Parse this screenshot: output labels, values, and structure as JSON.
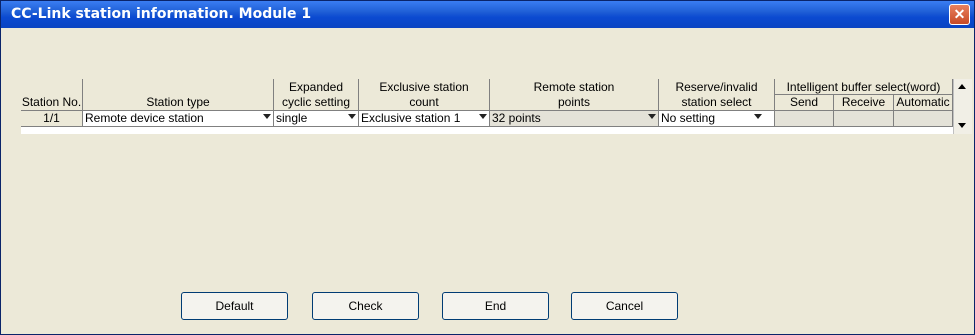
{
  "window": {
    "title": "CC-Link station information. Module 1",
    "close_glyph": "✕"
  },
  "table": {
    "headers": {
      "station_no": "Station No.",
      "station_type": "Station type",
      "expanded_top": "Expanded",
      "expanded_bottom": "cyclic setting",
      "exclusive_top": "Exclusive station",
      "exclusive_bottom": "count",
      "remote_top": "Remote station",
      "remote_bottom": "points",
      "reserve_top": "Reserve/invalid",
      "reserve_bottom": "station select",
      "intelligent": "Intelligent buffer select(word)",
      "send": "Send",
      "receive": "Receive",
      "automatic": "Automatic"
    },
    "rows": [
      {
        "station_no": "1/1",
        "station_type": "Remote device station",
        "expanded": "single",
        "exclusive": "Exclusive station 1",
        "remote_points": "32 points",
        "reserve": "No setting",
        "send": "",
        "receive": "",
        "automatic": ""
      }
    ]
  },
  "buttons": {
    "default": "Default",
    "check": "Check",
    "end": "End",
    "cancel": "Cancel"
  }
}
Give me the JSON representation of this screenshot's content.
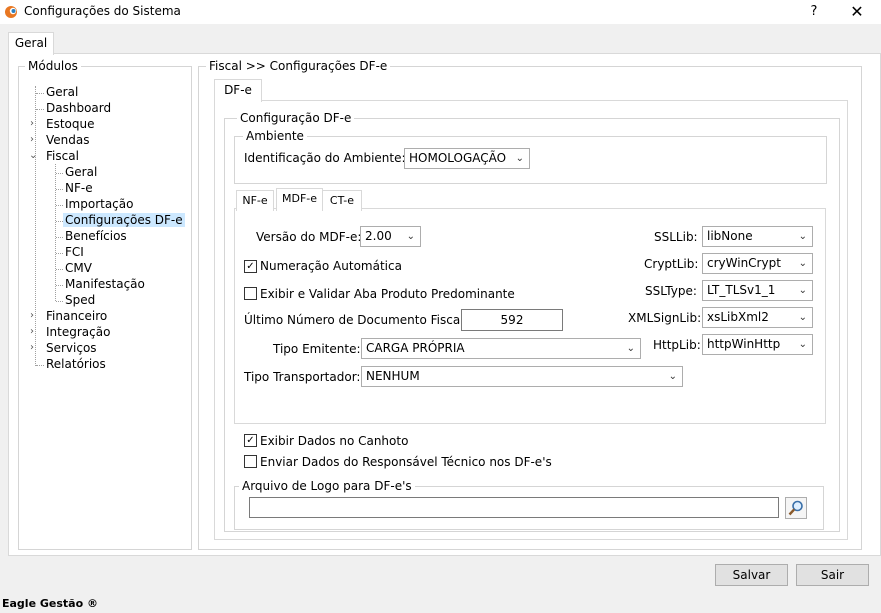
{
  "window": {
    "title": "Configurações do Sistema",
    "help_label": "?",
    "close_label": "✕"
  },
  "outer_tab": {
    "label": "Geral"
  },
  "modules": {
    "legend": "Módulos",
    "items": [
      {
        "label": "Geral"
      },
      {
        "label": "Dashboard"
      },
      {
        "label": "Estoque"
      },
      {
        "label": "Vendas"
      },
      {
        "label": "Fiscal"
      },
      {
        "label": "Geral"
      },
      {
        "label": "NF-e"
      },
      {
        "label": "Importação"
      },
      {
        "label": "Configurações DF-e"
      },
      {
        "label": "Benefícios"
      },
      {
        "label": "FCI"
      },
      {
        "label": "CMV"
      },
      {
        "label": "Manifestação"
      },
      {
        "label": "Sped"
      },
      {
        "label": "Financeiro"
      },
      {
        "label": "Integração"
      },
      {
        "label": "Serviços"
      },
      {
        "label": "Relatórios"
      }
    ]
  },
  "breadcrumb": "Fiscal >> Configurações DF-e",
  "dfe_tab": {
    "label": "DF-e"
  },
  "config": {
    "legend": "Configuração DF-e",
    "ambiente": {
      "legend": "Ambiente",
      "label": "Identificação do Ambiente:",
      "value": "HOMOLOGAÇÃO"
    },
    "tabs": [
      {
        "label": "NF-e"
      },
      {
        "label": "MDF-e"
      },
      {
        "label": "CT-e"
      }
    ],
    "mdfe": {
      "versao_label": "Versão do MDF-e:",
      "versao_value": "2.00",
      "numeracao_label": "Numeração Automática",
      "exibir_label": "Exibir e Validar Aba Produto Predominante",
      "ultimo_label": "Último Número de Documento Fiscal:",
      "ultimo_value": "592",
      "tipo_emitente_label": "Tipo Emitente:",
      "tipo_emitente_value": "CARGA PRÓPRIA",
      "tipo_transportador_label": "Tipo Transportador:",
      "tipo_transportador_value": "NENHUM",
      "ssllib_label": "SSLLib:",
      "ssllib_value": "libNone",
      "cryptlib_label": "CryptLib:",
      "cryptlib_value": "cryWinCrypt",
      "ssltype_label": "SSLType:",
      "ssltype_value": "LT_TLSv1_1",
      "xmlsignlib_label": "XMLSignLib:",
      "xmlsignlib_value": "xsLibXml2",
      "httplib_label": "HttpLib:",
      "httplib_value": "httpWinHttp"
    },
    "exibir_canhoto_label": "Exibir Dados no Canhoto",
    "enviar_resp_label": "Enviar Dados do Responsável Técnico nos DF-e's",
    "logo": {
      "legend": "Arquivo de Logo para DF-e's",
      "value": ""
    }
  },
  "buttons": {
    "salvar": "Salvar",
    "sair": "Sair"
  },
  "status": "Eagle Gestão ®"
}
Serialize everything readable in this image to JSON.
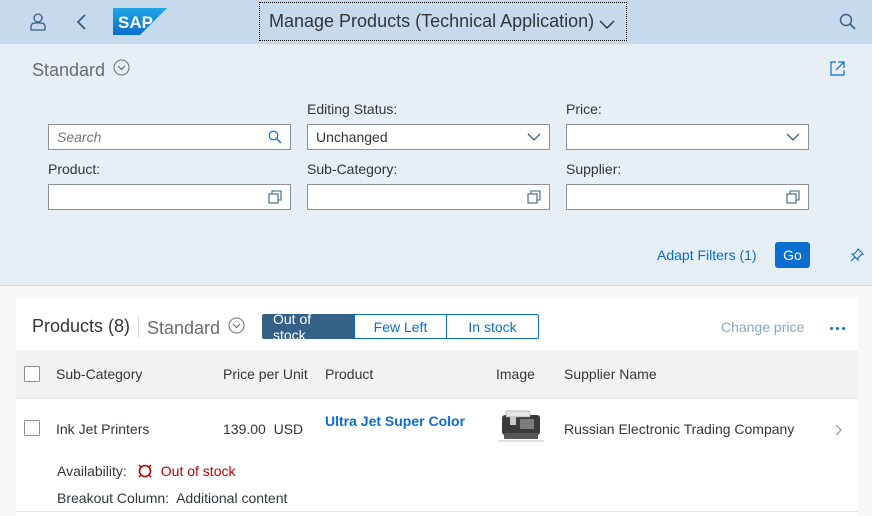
{
  "shell": {
    "title": "Manage Products (Technical Application)",
    "logo_text": "SAP",
    "icons": [
      "user-icon",
      "back-icon",
      "search-icon"
    ]
  },
  "filterbar": {
    "variant": "Standard",
    "filters": [
      {
        "label": "",
        "placeholder": "Search",
        "value": "",
        "icon": "search-icon"
      },
      {
        "label": "Editing Status:",
        "value": "Unchanged",
        "icon": "chevron-down-icon"
      },
      {
        "label": "Price:",
        "value": "",
        "icon": "chevron-down-icon"
      },
      {
        "label": "Product:",
        "value": "",
        "icon": "value-help-icon"
      },
      {
        "label": "Sub-Category:",
        "value": "",
        "icon": "value-help-icon"
      },
      {
        "label": "Supplier:",
        "value": "",
        "icon": "value-help-icon"
      }
    ],
    "adapt_filters": "Adapt Filters (1)",
    "go": "Go"
  },
  "table": {
    "title": "Products (8)",
    "variant": "Standard",
    "segments": [
      "Out of stock",
      "Few Left",
      "In stock"
    ],
    "selected_segment": "Out of stock",
    "change_price": "Change price",
    "columns": [
      "Sub-Category",
      "Price per Unit",
      "Product",
      "Image",
      "Supplier Name"
    ],
    "rows": [
      {
        "sub_category": "Ink Jet Printers",
        "price": "139.00",
        "currency": "USD",
        "product": "Ultra Jet Super Color",
        "supplier": "Russian Electronic Trading Company",
        "availability_label": "Availability:",
        "availability_value": "Out of stock",
        "breakout_label": "Breakout Column:",
        "breakout_value": "Additional content"
      }
    ]
  },
  "colors": {
    "shell_bg": "#c7d9ec",
    "filterbar_bg": "#e6eef6",
    "accent": "#0a6ed1",
    "selected_segment": "#346187",
    "error": "#bb0000"
  }
}
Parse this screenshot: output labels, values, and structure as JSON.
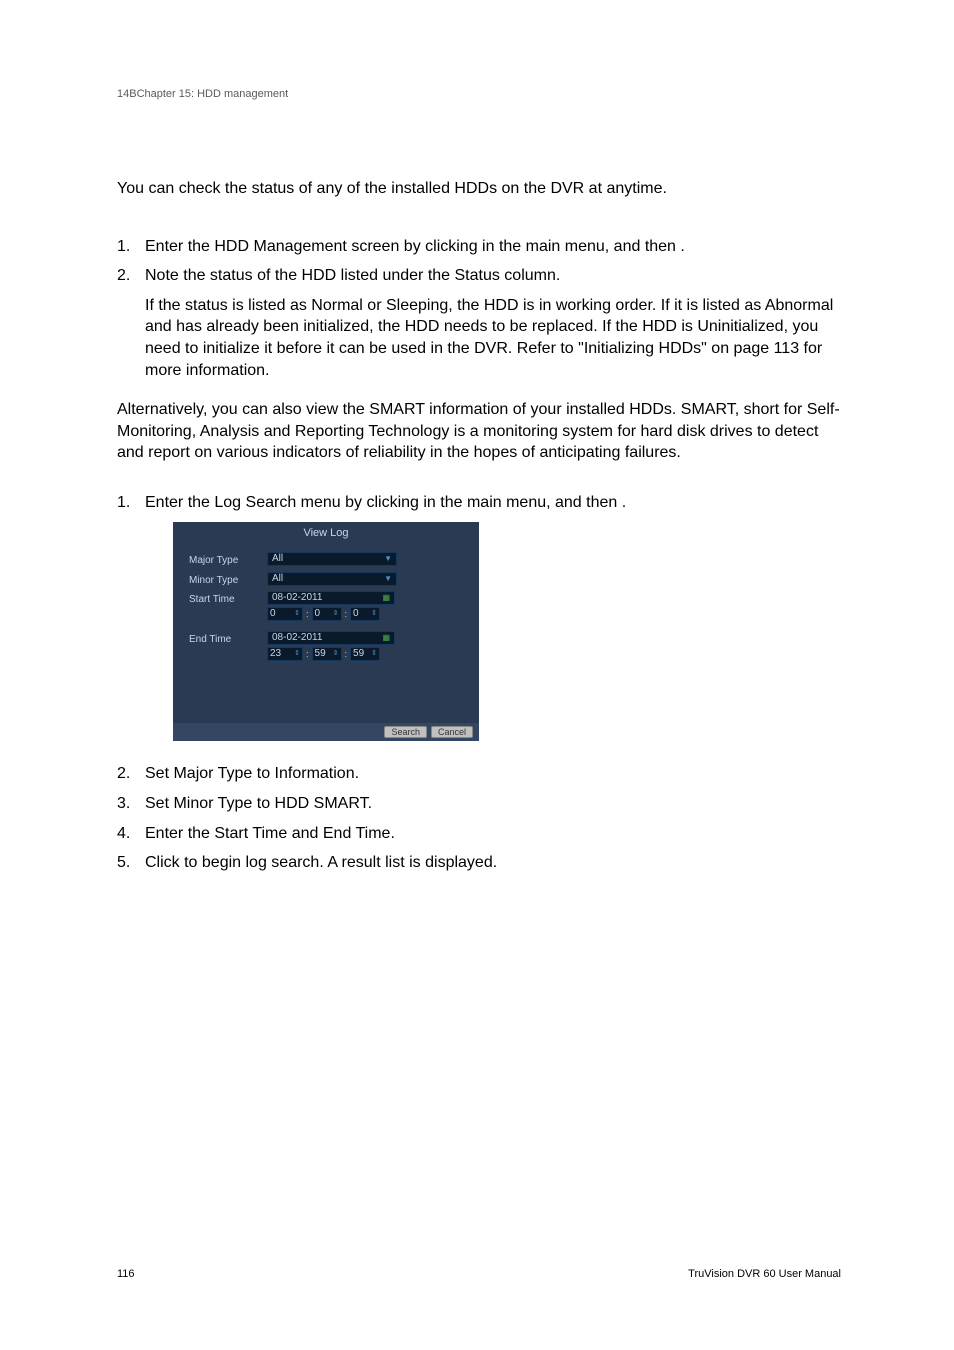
{
  "header": {
    "chapter_label": "14BChapter 15: HDD management"
  },
  "intro": {
    "text": "You can check the status of any of the installed HDDs on the DVR at anytime."
  },
  "steps_a": [
    {
      "num": "1.",
      "parts": {
        "p1": "Enter the HDD Management screen by clicking ",
        "p2": " in the main menu, and then ",
        "p3": "."
      }
    },
    {
      "num": "2.",
      "parts": {
        "p1": "Note the status of the HDD listed under the Status column."
      },
      "sub": "If the status is listed as Normal or Sleeping, the HDD is in working order. If it is listed as Abnormal and has already been initialized, the HDD needs to be replaced. If the HDD is Uninitialized, you need to initialize it before it can be used in the DVR. Refer to \"Initializing HDDs\" on page 113 for more information."
    }
  ],
  "alt_para": "Alternatively, you can also view the SMART information of your installed HDDs. SMART, short for Self-Monitoring, Analysis and Reporting Technology is a monitoring system for hard disk drives to detect and report on various indicators of reliability in the hopes of anticipating failures.",
  "steps_b": [
    {
      "num": "1.",
      "parts": {
        "p1": "Enter the Log Search menu by clicking ",
        "p2": " in the main menu, and then ",
        "p3": "."
      }
    },
    {
      "num": "2.",
      "parts": {
        "p1": "Set Major Type to Information."
      }
    },
    {
      "num": "3.",
      "parts": {
        "p1": "Set Minor Type to HDD SMART."
      }
    },
    {
      "num": "4.",
      "parts": {
        "p1": "Enter the Start Time and End Time."
      }
    },
    {
      "num": "5.",
      "parts": {
        "p1": "Click ",
        "p2": " to begin log search. A result list is displayed."
      }
    }
  ],
  "dialog": {
    "title": "View Log",
    "labels": {
      "major": "Major Type",
      "minor": "Minor Type",
      "start": "Start Time",
      "end": "End Time"
    },
    "values": {
      "major": "All",
      "minor": "All",
      "start_date": "08-02-2011",
      "start_h": "0",
      "start_m": "0",
      "start_s": "0",
      "end_date": "08-02-2011",
      "end_h": "23",
      "end_m": "59",
      "end_s": "59"
    },
    "buttons": {
      "search": "Search",
      "cancel": "Cancel"
    }
  },
  "footer": {
    "page": "116",
    "doc": "TruVision DVR 60 User Manual"
  }
}
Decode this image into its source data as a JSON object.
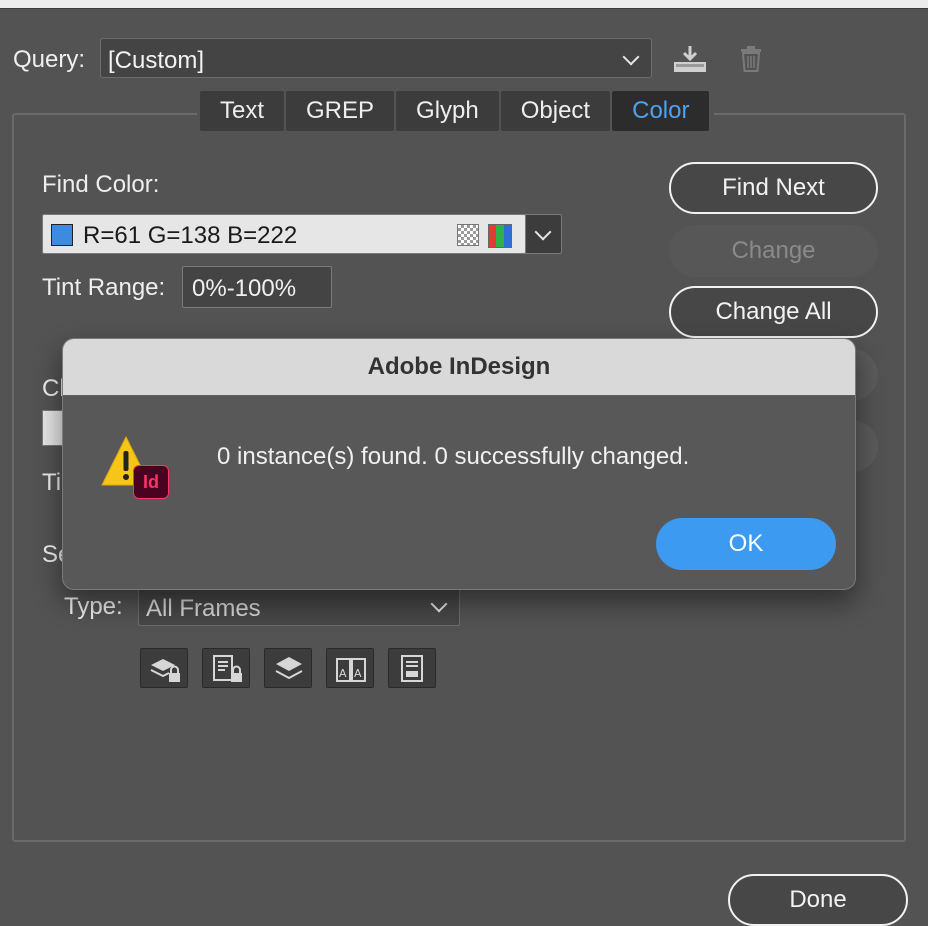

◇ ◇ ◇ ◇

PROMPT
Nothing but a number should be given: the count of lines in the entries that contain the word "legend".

SOLVED PROBLEM
4